List every line below containing "UNIVERSITY".

--- DATA FOR THIS TASK ---

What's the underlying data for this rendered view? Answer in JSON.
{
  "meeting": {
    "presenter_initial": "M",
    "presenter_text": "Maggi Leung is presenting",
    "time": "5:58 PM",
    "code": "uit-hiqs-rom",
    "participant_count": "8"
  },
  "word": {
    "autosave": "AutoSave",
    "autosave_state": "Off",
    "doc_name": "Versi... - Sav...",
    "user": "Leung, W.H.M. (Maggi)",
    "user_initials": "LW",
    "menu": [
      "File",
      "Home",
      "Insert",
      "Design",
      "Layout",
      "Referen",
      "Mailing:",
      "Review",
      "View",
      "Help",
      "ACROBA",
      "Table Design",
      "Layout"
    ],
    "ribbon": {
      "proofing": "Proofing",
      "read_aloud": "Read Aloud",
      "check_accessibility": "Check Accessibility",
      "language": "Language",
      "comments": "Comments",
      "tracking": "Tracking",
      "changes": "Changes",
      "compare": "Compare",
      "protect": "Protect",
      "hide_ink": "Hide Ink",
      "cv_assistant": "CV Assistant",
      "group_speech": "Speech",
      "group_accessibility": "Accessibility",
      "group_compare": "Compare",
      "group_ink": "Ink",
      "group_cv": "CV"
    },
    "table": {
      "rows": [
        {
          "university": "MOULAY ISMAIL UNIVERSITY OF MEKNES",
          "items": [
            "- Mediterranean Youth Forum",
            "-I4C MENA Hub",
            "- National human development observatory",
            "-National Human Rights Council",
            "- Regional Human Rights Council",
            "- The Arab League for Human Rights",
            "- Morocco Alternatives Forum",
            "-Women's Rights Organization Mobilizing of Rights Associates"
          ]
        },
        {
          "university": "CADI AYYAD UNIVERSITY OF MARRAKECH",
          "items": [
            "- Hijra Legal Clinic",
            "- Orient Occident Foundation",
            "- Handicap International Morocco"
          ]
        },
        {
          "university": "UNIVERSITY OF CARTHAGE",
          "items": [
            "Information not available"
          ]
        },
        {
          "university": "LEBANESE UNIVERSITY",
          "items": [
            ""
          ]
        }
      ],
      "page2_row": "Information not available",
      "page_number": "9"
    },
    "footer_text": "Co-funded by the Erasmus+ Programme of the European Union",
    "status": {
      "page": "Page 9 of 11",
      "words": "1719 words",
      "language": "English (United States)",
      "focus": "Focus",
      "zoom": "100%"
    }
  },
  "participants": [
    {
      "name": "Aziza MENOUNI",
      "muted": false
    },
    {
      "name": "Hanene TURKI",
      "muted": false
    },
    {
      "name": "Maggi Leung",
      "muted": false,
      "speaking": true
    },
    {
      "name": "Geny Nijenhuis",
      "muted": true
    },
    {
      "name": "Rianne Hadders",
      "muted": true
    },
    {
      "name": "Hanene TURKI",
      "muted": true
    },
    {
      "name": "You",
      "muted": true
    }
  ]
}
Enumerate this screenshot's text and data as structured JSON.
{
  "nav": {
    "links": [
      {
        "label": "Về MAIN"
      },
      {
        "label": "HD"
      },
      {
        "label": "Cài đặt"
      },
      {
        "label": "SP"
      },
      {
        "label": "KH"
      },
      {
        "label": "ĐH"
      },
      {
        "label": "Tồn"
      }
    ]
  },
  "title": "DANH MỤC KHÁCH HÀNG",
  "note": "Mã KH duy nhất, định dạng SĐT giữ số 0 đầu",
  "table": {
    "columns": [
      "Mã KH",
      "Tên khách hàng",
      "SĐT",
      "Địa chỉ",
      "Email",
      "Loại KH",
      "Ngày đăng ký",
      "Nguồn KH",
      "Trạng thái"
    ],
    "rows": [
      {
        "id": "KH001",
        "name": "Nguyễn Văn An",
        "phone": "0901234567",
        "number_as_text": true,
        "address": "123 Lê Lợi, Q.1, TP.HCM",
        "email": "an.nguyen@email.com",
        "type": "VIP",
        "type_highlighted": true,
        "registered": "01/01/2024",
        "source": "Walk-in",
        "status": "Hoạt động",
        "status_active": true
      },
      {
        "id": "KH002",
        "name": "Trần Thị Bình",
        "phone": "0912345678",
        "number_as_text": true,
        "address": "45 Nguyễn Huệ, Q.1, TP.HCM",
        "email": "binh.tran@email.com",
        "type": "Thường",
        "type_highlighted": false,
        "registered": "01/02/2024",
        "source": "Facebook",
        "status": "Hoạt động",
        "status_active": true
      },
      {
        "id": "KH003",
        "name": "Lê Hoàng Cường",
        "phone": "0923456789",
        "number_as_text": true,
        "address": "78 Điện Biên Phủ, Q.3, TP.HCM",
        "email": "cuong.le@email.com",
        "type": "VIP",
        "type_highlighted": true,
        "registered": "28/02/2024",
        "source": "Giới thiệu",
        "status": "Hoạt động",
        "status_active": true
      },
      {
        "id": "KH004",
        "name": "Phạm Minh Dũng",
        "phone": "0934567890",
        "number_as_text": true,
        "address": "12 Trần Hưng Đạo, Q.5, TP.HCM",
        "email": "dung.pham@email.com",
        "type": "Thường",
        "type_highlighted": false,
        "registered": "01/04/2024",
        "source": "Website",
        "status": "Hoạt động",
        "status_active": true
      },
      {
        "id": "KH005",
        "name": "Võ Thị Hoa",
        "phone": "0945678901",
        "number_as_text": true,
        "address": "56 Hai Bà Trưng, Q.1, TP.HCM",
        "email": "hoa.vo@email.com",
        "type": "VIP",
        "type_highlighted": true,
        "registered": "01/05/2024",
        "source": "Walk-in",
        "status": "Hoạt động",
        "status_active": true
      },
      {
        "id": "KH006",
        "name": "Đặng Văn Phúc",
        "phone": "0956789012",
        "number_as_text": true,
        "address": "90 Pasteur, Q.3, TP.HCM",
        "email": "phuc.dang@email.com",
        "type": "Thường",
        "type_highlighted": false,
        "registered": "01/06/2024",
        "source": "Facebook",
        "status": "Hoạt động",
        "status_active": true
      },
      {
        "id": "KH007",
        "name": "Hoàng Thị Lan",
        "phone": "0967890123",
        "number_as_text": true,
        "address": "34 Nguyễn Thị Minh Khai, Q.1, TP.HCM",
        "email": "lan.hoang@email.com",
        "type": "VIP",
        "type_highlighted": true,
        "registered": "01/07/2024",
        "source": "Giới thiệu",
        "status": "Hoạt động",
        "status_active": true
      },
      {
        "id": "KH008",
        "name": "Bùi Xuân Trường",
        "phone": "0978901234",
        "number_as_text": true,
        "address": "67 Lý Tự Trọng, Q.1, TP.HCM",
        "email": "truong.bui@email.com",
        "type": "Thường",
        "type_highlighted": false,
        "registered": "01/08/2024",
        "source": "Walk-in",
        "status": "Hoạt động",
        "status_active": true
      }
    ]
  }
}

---

== SOLUTION ==
          "university": "MOULAY ISMAIL UNIVERSITY OF MEKNES",
          "university": "CADI AYYAD UNIVERSITY OF MARRAKECH",
          "university": "UNIVERSITY OF CARTHAGE",
          "university": "LEBANESE UNIVERSITY",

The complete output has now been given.